And this is where Nicole upends the status quo by outing herself as a spy.
When reviewing the novel last year, I kept mum on delving too much into the already multifaceted Nicole’s other-other training, not wanting to reveal a plot detail that factors into the latter half of the book. As we’re revisiting it for the Hugos, however, we can celebrate how Nicole allowing Eugene and Myrtle to witness this final piece of their friend and colleague’s persona click into place makes her both vulnerable and fearsome. For the first half of the novel, it seems as if Nicole’s life is an open book; then she reveals that the reader, as well as the people she’s supposedly closest to, only know as much as she wants them to know. By offering up this part of her past, she allows herself to be vulnerable in the present, which in turn allows her to accept help when her eating disorder threatens her capacity to keep herself and others safe.
Spy Nicole is completely in her element, combining the qualities she had already displayed at disparate points in the novel—charming politicians at parties, negotiating her way into the mission, commiserating with fellow Lady Astronaut Elma York on Mars—into a honed point to locate the saboteur(s) in her midst. This is when Relentless Moon goes full pulse-pounding spy thriller, sifting through each astronaut’s baggage from Earth to separate their own bullshit from genuine motives. It’s a trip to see the book, like Nicole, come into its own.
While it’s Elma who technically paves the way (though, as she points out, you can’t pave stars) for astronettes like Nicole and Myrtle, The Relentless Moon’s shift in genre is what opens up possibilities for what Elma’s next story could be. The Martian Contingency will chronicle Elma and her husband Nathaniel’s struggles to settle the Mars colony; from what Kowal has described, it will have a frontier-town vibe, with a handy ticking clock in the form of an eight-day window to abort the mission and return to Earth…

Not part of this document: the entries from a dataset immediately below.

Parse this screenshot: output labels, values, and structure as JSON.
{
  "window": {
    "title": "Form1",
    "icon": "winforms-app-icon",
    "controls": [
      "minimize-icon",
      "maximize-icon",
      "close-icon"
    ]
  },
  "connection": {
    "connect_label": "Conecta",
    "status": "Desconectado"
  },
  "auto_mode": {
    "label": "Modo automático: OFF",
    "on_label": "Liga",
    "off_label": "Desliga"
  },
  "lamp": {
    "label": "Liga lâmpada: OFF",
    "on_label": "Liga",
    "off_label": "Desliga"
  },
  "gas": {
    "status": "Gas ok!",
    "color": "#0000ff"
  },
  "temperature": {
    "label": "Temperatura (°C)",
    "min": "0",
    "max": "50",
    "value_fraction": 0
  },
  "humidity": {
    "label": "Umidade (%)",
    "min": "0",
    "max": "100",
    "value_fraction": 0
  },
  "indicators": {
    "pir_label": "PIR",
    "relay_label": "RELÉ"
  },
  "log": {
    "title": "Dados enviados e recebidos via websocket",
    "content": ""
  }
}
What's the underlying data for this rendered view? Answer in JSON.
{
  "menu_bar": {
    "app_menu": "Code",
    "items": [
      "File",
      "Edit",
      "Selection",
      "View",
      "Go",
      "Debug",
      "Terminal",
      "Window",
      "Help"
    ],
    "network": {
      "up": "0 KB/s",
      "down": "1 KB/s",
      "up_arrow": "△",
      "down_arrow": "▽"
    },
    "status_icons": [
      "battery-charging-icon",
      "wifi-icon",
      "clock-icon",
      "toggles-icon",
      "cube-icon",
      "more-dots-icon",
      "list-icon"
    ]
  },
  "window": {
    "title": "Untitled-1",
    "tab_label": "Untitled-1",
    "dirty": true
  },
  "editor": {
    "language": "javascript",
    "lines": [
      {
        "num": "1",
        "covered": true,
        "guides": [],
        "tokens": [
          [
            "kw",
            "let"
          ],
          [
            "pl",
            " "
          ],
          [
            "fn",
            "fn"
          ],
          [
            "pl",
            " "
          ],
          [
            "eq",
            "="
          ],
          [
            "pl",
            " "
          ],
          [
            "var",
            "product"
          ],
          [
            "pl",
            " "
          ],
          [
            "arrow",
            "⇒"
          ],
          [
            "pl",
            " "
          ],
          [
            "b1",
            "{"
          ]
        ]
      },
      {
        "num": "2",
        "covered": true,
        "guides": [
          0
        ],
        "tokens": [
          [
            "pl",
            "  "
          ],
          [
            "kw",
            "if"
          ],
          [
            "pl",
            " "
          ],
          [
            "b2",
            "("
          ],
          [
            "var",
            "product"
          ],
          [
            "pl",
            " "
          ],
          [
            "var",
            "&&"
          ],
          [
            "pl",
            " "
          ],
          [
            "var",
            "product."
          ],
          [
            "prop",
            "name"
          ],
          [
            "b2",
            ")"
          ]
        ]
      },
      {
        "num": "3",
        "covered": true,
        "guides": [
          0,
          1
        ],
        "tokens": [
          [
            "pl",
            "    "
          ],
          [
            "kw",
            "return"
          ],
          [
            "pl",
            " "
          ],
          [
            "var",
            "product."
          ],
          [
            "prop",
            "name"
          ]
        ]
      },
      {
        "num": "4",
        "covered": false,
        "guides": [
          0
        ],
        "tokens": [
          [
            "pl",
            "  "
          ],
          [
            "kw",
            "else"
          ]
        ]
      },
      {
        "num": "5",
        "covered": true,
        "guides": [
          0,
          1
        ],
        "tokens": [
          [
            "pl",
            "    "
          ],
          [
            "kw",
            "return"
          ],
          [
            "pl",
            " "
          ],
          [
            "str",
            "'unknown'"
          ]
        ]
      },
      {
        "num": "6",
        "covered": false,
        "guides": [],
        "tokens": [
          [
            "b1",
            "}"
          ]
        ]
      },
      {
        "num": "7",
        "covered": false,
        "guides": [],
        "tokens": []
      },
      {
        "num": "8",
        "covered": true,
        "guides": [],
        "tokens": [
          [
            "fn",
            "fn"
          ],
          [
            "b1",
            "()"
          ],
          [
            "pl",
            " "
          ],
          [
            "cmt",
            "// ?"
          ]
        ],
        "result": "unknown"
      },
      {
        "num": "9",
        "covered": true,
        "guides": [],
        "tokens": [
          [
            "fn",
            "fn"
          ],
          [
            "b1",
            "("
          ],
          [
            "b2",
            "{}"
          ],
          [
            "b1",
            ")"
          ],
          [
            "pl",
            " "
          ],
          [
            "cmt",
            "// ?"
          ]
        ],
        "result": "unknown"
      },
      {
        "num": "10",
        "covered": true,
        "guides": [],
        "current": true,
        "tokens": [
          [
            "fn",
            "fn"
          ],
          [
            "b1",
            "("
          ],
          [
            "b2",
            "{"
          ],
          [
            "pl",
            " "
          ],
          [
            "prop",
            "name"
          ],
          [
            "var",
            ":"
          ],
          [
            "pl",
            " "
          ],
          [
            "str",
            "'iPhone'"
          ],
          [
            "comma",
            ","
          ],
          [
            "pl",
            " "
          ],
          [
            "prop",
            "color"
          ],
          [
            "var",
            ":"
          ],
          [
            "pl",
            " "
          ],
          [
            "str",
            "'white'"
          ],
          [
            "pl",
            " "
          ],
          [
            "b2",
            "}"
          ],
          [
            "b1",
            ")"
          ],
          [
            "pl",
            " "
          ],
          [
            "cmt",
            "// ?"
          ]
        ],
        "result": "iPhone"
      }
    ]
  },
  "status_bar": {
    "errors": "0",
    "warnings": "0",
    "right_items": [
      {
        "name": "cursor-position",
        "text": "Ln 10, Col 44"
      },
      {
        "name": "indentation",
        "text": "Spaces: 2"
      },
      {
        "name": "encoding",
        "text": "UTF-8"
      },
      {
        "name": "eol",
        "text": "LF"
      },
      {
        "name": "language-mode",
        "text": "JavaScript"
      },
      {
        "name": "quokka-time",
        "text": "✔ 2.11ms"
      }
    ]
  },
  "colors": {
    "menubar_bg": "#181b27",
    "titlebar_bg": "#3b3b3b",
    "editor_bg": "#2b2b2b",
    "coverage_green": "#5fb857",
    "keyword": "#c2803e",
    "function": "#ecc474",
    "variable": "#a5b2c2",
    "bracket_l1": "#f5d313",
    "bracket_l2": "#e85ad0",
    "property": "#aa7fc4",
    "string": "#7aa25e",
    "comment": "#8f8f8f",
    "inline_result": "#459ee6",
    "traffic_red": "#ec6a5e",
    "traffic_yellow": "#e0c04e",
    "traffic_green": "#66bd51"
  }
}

Let’s not forget that this series began with the “Lady Astronaut of Mars” novelette, following sixty-three-year old Elma as she considers one last jaunt among the stars, launching not from Earth but from her home on Mars. Every book in the series, then, is a prequel to this far-future character study of the original Lady Astronaut, which confirms that humanity does resettle on at least one other planet. But knowing the ending doesn’t preclude the importance of learning how exactly we get there, and who gets us there—sacrifices, joys, and all.